About the Author

Director and DJ, Ian French (Naif) is passionate about every genre of music from Breakbeat, to Drum & Bass, to Techno and Progressive House. If he was to describe his preferred style of music he would probably describe it simply as electronic music.
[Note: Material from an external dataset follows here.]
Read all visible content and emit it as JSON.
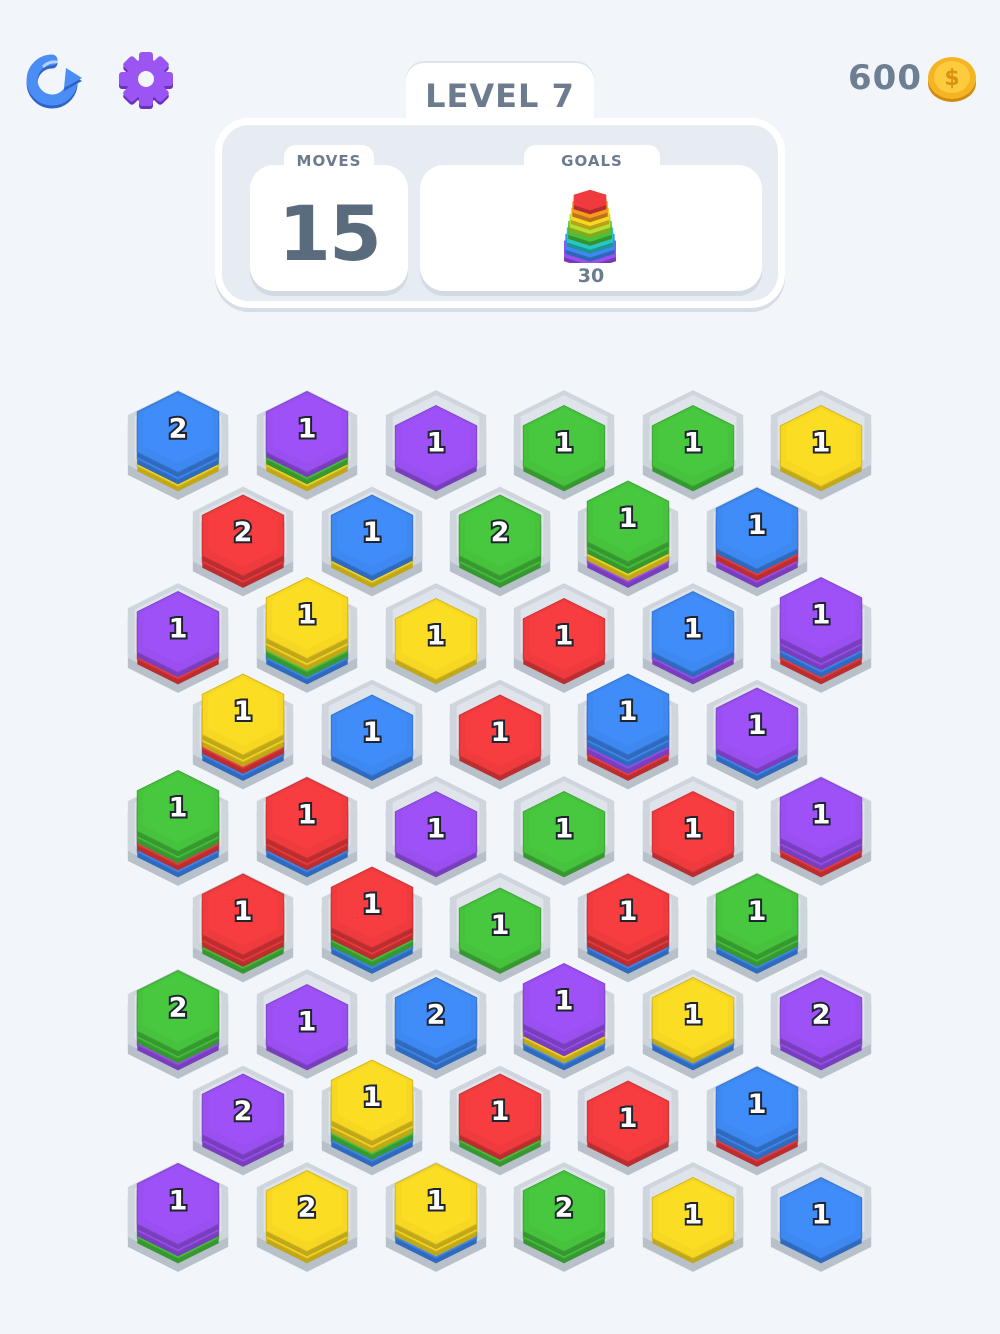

Besides his love for music and DJing his other passions are fine cuisine, wine, and travel.